**MATERIAL PROVIDED**
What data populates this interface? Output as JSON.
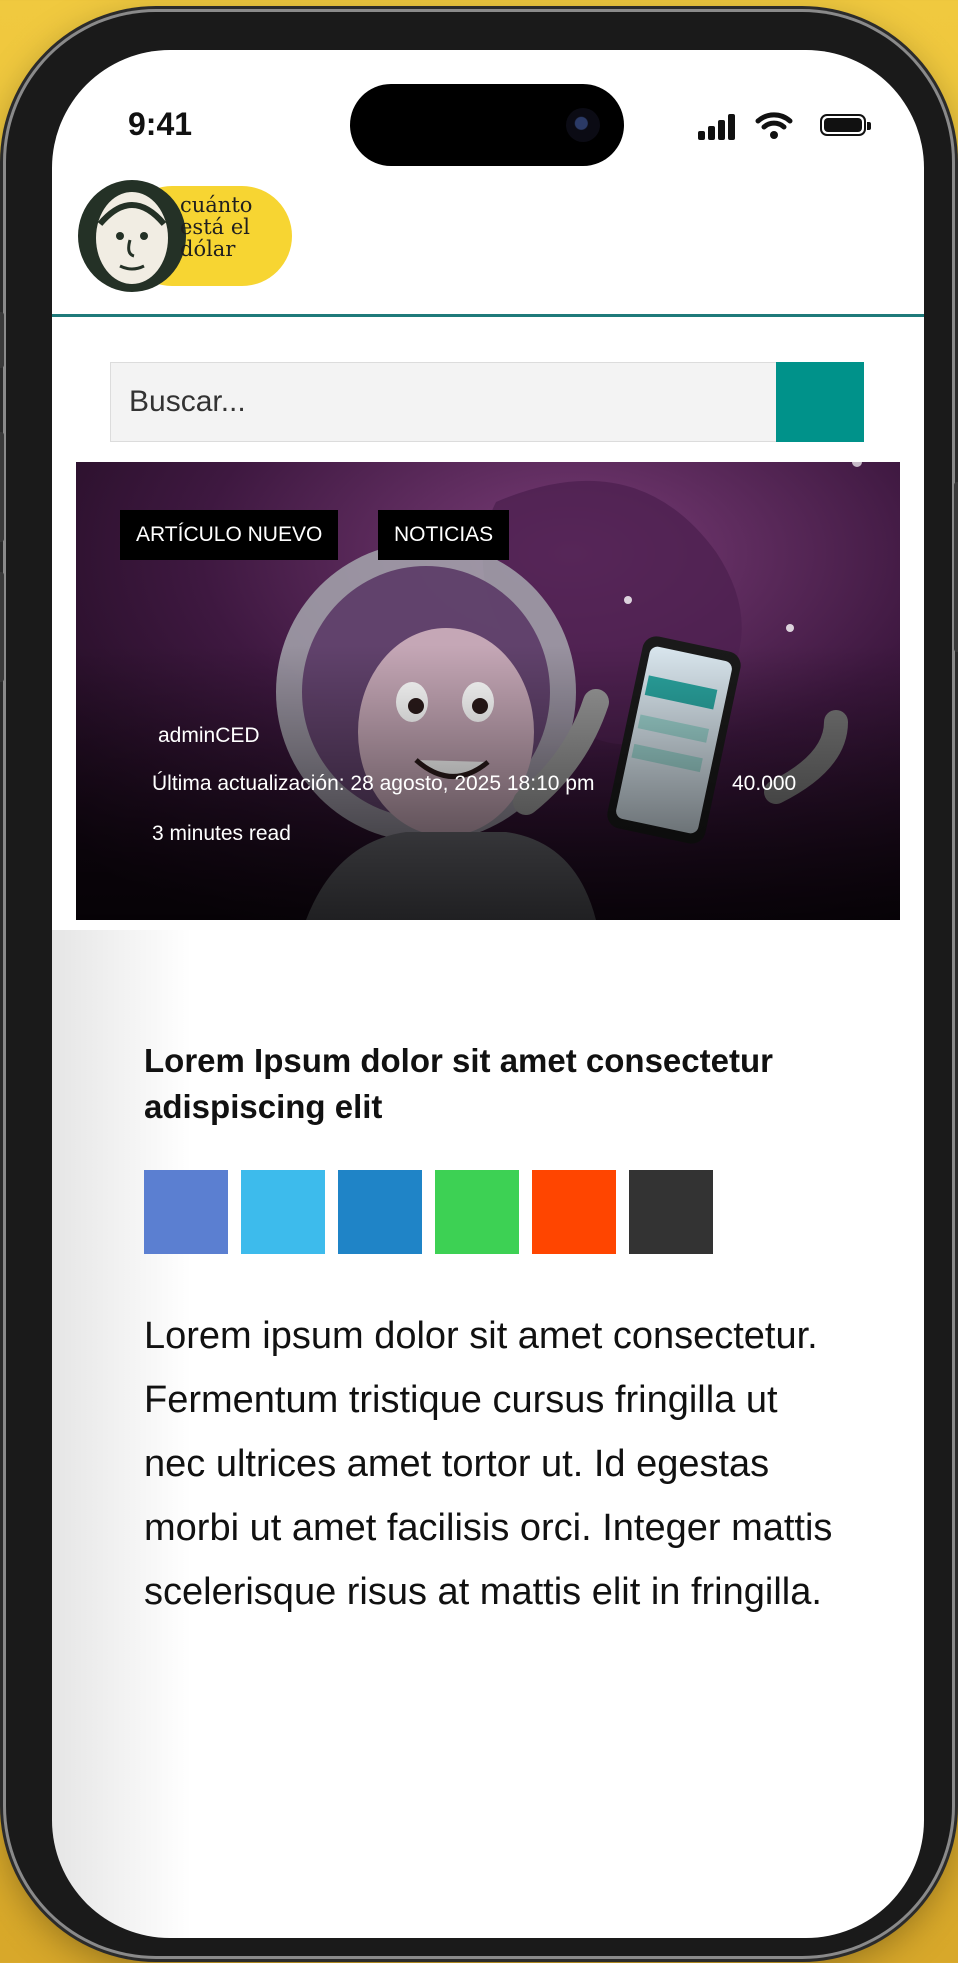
{
  "status_bar": {
    "time": "9:41"
  },
  "site": {
    "logo_text": [
      "cuánto",
      "está el",
      "dólar"
    ]
  },
  "search": {
    "placeholder": "Buscar..."
  },
  "hero": {
    "tags": [
      "ARTÍCULO NUEVO",
      "NOTICIAS"
    ],
    "author": "adminCED",
    "updated": "Última actualización: 28 agosto, 2025 18:10 pm",
    "views": "40.000",
    "read_time": "3 minutes read"
  },
  "article": {
    "title": "Lorem Ipsum dolor sit amet consectetur adispiscing elit",
    "body": "Lorem ipsum dolor sit amet consectetur. Fermentum tristique cursus fringilla ut nec ultrices amet tortor ut. Id egestas morbi ut amet facilisis orci. Integer mattis scelerisque risus at mattis elit in fringilla."
  },
  "share_buttons": [
    {
      "name": "share-facebook-button",
      "color": "#5b7fd1"
    },
    {
      "name": "share-twitter-button",
      "color": "#3dbbec"
    },
    {
      "name": "share-linkedin-button",
      "color": "#1f84c7"
    },
    {
      "name": "share-whatsapp-button",
      "color": "#3dd154"
    },
    {
      "name": "share-reddit-button",
      "color": "#ff4500"
    },
    {
      "name": "share-email-button",
      "color": "#333333"
    }
  ],
  "colors": {
    "accent": "#00928a",
    "logo_yellow": "#f7d532",
    "header_rule": "#1f7a7a"
  }
}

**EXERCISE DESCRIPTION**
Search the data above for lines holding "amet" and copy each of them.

**TASK ANSWER**
    "title": "Lorem Ipsum dolor sit amet consectetur adispiscing elit",
    "body": "Lorem ipsum dolor sit amet consectetur. Fermentum tristique cursus fringilla ut nec ultrices amet tortor ut. Id egestas morbi ut amet facilisis orci. Integer mattis scelerisque risus at mattis elit in fringilla."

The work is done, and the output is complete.